I think that everyone lives between what they should do and what they want to do. We have these impulses to go nuts. But when you add a few hundred million dollars, that barrier starts to drop, and there are no ramifications or repercussions. People say you’re the king of the world, and then you’re destined for destruction. You’ve seen this with Elvis, with Michael Jackson, and with Mike Tyson—all these people with unbridled power. It always ends terribly. But it’s not necessarily your fault.
See, I am one of those people that when Mike was really winning, he was my hero. What bothers me are the people that dropped him when he had hard times, and walked away from him, not even remembering what he meant to them. I don’t like that part of society, where they just leave you when you lose. When Mike was in prison, he says that he felt that people wanted him to get out so he could fight, but not just so he could be free. It’s like when I’ve been down, and people would say "Ice, can you get back up to entertain us?" And I didn’t know if anyone cared about me at all as a person, or just wanted me to get back up and entertain.
People say you’re the king of the world, and then you’re destined for destruction. You’ve seen this with Elvis, with Michael Jackson, and with Mike Tyson—all these people with unbridled power.
After the movie, Mike said that watching it, he thought he came off as a “very scary guy,” and that’s true. I remember doing the narration for another Tyson documentary and I was allowed to ad lib, and I made the comment, “You train a pitbull, and you get mad when it eats the furniture.” And that’s why boxing is so rough—you take a brutal sport, and you train someone to fight like a barbarian and then ask them to be a gentleman; it’s a paradox. We want to see these guys kill each other, and then we turn around and want some other type of behavior. I think Mike really did the best he could with all the leeches and the other people around him expecting him to never lose.
And now, he’s starting all over again. He is at a ground zero in his life, and I think it’s so great that he bared his soul in this film. The jewel of it is that it’s all in his own words. When people read an interview from you, they don’t know if it's been edited or if it's in your own voice. But this was raw Mike. At this point in Mike’s life, he doesn’t have any endorsements, he doesn’t have any angles, he just said, “Yo I’m-a tell the truth.” When he was talking about the Holyfield fight and how angry he was getting, you felt him getting mad—saying “he was headbutting me and I was getting mad! You know, I didn’t go in there to bite this guy’s ear, but I snapped.” It was good to hear it from the horse’s mouth.
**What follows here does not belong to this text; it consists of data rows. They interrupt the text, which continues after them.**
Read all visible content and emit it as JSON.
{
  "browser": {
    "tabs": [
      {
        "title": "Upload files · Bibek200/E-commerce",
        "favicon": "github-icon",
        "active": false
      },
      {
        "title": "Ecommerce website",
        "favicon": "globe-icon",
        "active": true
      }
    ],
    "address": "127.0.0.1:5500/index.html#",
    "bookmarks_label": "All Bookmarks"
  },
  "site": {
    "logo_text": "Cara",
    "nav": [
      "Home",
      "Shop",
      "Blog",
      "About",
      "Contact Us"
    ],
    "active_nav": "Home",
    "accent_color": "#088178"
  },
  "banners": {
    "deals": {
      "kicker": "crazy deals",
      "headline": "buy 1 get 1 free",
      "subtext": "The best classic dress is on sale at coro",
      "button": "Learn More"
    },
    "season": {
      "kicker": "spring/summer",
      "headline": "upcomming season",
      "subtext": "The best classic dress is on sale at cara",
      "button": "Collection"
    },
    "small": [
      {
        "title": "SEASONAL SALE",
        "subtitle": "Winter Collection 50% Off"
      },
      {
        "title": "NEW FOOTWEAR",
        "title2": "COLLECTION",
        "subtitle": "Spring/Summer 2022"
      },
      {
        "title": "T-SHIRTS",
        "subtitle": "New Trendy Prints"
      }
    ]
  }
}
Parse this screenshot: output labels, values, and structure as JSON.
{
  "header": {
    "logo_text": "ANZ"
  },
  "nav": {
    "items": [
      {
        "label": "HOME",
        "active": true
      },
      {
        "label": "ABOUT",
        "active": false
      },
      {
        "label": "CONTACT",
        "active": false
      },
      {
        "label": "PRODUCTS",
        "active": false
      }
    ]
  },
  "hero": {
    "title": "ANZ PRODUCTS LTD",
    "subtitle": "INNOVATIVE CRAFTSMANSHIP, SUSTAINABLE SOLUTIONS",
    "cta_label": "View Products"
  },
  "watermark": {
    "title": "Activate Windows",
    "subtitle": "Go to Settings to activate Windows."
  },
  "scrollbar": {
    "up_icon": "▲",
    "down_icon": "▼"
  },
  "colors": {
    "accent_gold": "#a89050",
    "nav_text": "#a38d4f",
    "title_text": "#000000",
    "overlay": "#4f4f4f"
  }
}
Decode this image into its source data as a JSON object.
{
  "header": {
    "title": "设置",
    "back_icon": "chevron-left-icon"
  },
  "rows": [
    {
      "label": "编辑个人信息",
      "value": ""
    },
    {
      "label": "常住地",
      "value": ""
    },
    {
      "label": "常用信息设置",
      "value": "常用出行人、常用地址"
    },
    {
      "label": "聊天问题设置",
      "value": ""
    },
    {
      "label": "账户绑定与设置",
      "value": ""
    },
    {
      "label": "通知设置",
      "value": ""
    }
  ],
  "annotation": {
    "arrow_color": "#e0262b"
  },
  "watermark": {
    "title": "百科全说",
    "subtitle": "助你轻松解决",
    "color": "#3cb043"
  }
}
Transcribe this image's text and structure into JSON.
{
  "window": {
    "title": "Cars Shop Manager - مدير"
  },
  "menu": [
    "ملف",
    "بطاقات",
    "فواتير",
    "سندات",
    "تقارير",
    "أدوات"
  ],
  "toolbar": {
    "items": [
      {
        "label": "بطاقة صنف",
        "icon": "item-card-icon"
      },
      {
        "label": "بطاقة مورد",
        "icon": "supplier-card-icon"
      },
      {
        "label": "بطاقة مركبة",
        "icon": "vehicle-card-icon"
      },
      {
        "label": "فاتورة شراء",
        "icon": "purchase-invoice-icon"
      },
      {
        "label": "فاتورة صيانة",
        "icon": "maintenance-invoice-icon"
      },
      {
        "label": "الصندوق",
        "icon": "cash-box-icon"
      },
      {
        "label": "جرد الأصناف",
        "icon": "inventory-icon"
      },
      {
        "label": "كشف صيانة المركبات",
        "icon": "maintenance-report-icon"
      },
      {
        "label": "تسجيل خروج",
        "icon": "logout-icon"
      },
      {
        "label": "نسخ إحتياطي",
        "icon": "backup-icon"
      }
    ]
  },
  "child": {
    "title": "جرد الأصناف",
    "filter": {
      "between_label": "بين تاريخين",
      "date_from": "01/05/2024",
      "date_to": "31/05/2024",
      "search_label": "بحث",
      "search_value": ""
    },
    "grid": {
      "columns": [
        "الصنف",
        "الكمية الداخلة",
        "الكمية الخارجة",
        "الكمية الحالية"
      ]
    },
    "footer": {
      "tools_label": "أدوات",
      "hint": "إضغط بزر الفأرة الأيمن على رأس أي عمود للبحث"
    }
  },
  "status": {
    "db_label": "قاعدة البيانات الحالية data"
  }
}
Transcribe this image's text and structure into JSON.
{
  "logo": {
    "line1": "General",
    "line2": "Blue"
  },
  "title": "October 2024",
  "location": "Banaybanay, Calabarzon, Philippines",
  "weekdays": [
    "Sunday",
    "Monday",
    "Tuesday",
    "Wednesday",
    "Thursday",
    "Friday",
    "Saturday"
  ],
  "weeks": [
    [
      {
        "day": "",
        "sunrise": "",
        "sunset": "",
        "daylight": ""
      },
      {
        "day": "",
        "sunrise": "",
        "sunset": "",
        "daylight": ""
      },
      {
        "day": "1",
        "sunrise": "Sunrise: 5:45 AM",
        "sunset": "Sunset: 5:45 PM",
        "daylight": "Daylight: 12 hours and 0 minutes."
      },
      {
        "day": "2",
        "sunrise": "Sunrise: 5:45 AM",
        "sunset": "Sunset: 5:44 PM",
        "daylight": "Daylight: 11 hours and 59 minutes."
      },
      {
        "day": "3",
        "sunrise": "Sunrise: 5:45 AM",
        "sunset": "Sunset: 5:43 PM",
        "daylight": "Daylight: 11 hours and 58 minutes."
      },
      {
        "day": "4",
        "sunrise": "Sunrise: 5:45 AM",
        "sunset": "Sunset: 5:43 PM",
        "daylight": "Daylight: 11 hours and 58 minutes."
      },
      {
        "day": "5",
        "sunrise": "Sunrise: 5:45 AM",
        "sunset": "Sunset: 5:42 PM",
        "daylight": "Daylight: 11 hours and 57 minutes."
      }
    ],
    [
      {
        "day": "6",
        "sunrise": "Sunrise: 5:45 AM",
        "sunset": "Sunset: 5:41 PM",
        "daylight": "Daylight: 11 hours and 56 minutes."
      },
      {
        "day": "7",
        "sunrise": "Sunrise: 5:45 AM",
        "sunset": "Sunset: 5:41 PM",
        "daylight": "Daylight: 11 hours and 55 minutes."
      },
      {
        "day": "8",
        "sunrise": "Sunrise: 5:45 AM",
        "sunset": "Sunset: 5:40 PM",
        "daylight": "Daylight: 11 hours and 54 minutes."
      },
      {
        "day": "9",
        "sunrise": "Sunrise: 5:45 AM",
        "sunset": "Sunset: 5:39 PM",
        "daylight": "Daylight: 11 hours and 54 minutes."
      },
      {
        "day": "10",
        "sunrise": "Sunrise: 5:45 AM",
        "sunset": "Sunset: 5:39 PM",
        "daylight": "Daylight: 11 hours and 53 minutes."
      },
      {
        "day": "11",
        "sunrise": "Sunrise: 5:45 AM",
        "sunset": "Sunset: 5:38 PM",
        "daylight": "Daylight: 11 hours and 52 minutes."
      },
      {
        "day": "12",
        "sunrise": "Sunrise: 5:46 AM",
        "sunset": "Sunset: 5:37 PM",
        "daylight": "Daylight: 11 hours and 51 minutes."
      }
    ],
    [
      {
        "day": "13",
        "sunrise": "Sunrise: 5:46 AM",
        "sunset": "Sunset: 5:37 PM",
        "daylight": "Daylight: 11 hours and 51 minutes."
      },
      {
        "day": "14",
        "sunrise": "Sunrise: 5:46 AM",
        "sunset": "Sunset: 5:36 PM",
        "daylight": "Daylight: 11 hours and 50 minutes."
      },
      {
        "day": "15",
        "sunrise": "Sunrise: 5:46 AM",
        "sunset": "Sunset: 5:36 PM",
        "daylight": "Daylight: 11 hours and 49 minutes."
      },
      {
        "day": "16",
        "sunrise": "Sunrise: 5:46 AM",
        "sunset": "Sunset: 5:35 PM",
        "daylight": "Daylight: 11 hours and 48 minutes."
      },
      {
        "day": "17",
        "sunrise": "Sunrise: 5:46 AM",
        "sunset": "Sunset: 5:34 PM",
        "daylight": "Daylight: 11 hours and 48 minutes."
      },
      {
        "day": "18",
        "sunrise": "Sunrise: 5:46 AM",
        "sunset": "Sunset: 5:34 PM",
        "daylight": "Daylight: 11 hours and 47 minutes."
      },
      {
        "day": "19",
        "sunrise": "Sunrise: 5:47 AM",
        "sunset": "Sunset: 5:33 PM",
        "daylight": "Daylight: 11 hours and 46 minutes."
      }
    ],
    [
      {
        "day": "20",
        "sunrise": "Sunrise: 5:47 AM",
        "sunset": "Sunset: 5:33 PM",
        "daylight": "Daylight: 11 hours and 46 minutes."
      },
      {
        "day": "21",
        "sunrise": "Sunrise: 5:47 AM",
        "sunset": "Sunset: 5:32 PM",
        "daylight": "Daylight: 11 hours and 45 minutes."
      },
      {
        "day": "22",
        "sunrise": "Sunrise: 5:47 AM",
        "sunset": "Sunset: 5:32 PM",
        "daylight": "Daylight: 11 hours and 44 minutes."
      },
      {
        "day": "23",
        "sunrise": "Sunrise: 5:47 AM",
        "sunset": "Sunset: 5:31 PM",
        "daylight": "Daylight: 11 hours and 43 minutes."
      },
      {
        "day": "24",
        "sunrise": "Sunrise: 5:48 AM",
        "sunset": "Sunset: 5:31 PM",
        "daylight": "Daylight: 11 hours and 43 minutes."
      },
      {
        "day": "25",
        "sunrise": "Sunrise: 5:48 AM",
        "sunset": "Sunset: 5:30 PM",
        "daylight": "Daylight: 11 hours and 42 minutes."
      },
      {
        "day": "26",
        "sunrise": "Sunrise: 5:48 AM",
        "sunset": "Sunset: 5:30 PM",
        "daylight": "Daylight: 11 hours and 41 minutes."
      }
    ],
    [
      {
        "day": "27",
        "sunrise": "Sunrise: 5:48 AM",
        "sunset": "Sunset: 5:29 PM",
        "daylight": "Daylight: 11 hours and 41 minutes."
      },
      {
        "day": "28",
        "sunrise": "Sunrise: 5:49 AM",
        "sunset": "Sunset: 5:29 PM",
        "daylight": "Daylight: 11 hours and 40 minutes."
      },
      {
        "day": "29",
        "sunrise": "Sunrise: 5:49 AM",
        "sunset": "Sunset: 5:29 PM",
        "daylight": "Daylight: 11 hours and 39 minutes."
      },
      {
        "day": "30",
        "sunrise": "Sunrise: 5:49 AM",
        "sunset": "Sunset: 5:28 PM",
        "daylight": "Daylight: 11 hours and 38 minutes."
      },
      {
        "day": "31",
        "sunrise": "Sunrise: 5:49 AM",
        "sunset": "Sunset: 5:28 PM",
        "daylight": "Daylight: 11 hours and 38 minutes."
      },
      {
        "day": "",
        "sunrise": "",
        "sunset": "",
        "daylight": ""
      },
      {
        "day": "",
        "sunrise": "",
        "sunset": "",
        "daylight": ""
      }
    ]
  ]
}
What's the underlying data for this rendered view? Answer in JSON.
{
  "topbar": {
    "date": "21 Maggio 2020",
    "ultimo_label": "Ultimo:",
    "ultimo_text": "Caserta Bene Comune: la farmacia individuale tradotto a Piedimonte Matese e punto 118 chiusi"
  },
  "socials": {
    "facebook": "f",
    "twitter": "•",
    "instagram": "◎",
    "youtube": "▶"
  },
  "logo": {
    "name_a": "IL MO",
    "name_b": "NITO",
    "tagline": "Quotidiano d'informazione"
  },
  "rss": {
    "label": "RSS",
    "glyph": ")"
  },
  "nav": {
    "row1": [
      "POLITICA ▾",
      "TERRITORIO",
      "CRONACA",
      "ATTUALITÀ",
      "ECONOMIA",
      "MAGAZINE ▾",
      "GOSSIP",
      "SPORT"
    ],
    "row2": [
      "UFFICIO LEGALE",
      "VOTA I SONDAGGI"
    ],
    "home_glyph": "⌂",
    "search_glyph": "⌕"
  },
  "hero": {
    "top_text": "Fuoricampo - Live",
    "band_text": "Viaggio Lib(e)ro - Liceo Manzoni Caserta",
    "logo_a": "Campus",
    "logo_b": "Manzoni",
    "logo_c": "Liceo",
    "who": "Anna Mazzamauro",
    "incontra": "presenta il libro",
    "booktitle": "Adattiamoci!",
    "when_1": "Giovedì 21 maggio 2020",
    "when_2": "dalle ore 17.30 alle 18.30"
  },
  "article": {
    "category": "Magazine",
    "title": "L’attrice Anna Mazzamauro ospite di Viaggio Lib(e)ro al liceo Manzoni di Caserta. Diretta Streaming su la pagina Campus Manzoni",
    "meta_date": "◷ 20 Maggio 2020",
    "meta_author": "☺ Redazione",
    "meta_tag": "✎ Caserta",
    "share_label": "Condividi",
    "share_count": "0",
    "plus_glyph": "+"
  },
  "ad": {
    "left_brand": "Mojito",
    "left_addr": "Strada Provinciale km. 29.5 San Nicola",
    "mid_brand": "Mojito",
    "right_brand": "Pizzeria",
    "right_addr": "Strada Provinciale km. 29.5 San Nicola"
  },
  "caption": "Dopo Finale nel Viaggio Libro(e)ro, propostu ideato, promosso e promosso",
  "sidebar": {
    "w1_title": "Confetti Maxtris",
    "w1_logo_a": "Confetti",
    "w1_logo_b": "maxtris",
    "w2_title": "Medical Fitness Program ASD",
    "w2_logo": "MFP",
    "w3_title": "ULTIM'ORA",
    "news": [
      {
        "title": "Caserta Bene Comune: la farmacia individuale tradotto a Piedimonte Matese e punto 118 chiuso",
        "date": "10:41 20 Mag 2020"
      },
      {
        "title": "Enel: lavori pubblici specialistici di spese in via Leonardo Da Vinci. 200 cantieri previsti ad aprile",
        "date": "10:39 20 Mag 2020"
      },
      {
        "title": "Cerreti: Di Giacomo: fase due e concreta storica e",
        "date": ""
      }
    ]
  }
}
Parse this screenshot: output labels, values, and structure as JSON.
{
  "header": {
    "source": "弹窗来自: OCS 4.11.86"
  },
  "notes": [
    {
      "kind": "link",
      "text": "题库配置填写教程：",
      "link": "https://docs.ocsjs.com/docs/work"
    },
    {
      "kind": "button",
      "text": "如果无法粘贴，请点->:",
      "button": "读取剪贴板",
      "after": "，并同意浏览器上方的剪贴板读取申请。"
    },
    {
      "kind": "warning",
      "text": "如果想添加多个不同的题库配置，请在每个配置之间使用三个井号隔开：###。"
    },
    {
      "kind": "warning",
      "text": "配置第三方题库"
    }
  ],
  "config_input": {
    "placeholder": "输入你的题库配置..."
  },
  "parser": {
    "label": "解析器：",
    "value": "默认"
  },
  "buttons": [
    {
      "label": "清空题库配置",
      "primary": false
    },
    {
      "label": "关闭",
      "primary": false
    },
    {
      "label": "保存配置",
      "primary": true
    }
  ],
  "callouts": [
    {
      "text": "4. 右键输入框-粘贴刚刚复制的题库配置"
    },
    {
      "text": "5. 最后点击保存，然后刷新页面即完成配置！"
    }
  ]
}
I can’t wait to see what he does now—I know Jamie Foxx will play him in the movie of his life, and that’s a great match. Jamie has the same love for Mike that we all have.
But you know, the real thing about Mike is he is always going to keep his game face on. Even when I saw him at the premiere and I said, we love you for doing this, he simply said, I want respect. He still wants to be a man, and baring himself this way isn’t easy. But I know deep down he is a good person, and that bleeds through in this film.
Ice-T is a Grammy-award winning rapper, actor, and author, who is credited with pioneering gangsta rap in the late 1980s. He plays Detective Odafin Tutuola on NBC’s Law & Order: Special Victims Unit.